Our second day at the Classic was spent learning about Ag Policy in the United States. This session was very eye-opening to me as the lone Canadian in the group. It is very interesting to see how the government and ag industry of one of our largest trade partners works and operates. I learned that the way the government lobby effort is organized plays a crucial role in the lives of farmers and the success of their farm operations. We see some lobbying here in Canada, but it isn’t the big business like it is in the U.S.
The young leaders then enjoyed a few days of free time to participate in the Commodity Classic.
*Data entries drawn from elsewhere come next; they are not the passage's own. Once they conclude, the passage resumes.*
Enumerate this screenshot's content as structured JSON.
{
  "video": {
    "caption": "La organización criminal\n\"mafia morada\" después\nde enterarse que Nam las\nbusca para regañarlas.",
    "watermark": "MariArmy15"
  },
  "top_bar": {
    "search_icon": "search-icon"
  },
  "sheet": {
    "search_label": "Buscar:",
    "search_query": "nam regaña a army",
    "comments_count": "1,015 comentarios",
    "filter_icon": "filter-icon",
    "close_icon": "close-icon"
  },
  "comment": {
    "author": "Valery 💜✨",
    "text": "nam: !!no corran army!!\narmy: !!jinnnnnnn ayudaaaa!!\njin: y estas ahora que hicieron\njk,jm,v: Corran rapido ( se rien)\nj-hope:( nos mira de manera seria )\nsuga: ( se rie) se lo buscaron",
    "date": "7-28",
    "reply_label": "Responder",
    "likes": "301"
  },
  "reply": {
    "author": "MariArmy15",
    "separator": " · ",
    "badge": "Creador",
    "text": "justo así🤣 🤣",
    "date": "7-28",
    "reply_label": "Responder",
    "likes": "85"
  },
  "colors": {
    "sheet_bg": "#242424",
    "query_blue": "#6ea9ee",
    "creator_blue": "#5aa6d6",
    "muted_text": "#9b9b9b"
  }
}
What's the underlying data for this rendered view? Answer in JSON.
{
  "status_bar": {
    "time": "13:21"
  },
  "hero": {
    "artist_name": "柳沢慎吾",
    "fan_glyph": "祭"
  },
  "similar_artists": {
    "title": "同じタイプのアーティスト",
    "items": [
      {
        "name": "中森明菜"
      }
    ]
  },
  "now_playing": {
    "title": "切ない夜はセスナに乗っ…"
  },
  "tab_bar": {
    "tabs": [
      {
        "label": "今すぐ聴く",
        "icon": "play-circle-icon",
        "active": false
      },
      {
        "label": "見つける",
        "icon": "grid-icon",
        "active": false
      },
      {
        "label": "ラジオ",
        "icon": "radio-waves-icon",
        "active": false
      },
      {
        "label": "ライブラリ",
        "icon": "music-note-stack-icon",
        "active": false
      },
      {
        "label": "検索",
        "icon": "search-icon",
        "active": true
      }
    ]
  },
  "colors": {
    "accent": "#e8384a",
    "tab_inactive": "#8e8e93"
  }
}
For those who have never been, the Commodity Classic could be compared to a Southwest Ag Conference “on steroids”. With just over 7,900 attendees, 355 exhibitors covering over 170,000 square feet of floor space, more than 85 guest speakers, and more than 30 learning sessions this agricultural conference is second to none. On top of all that, the four commodity groups (NCGA, ASA, NAWG, NSP) all have policy meetings and banquets throughout the schedule. Next year’s event in New Orleans will also include the Association of Equipment Manufacturers, creating an even larger attendee draw and trade show.
I am very appreciative of the opportunity to have represented Grain Farmers of Ontario and Canada as part of the ASA DuPont Young Leader Class of 2015. I have learned much, and made some great lifelong friends along the way. I would encourage anyone who is interested in taking part in this program to get in touch with Grain Farmers of Ontario, and submit an application.
2015 marked the 31st year of the ASA DuPont Young Leader Program. If you are interested in learning more about this program go to https://soygrowers.com/learn/young-leader-program/. If you would like to apply for the 2016 program, contact Valerie Gilvesy, Grain Farmers of Ontario Member Relations at firstname.lastname@example.org or 226-979-5581. •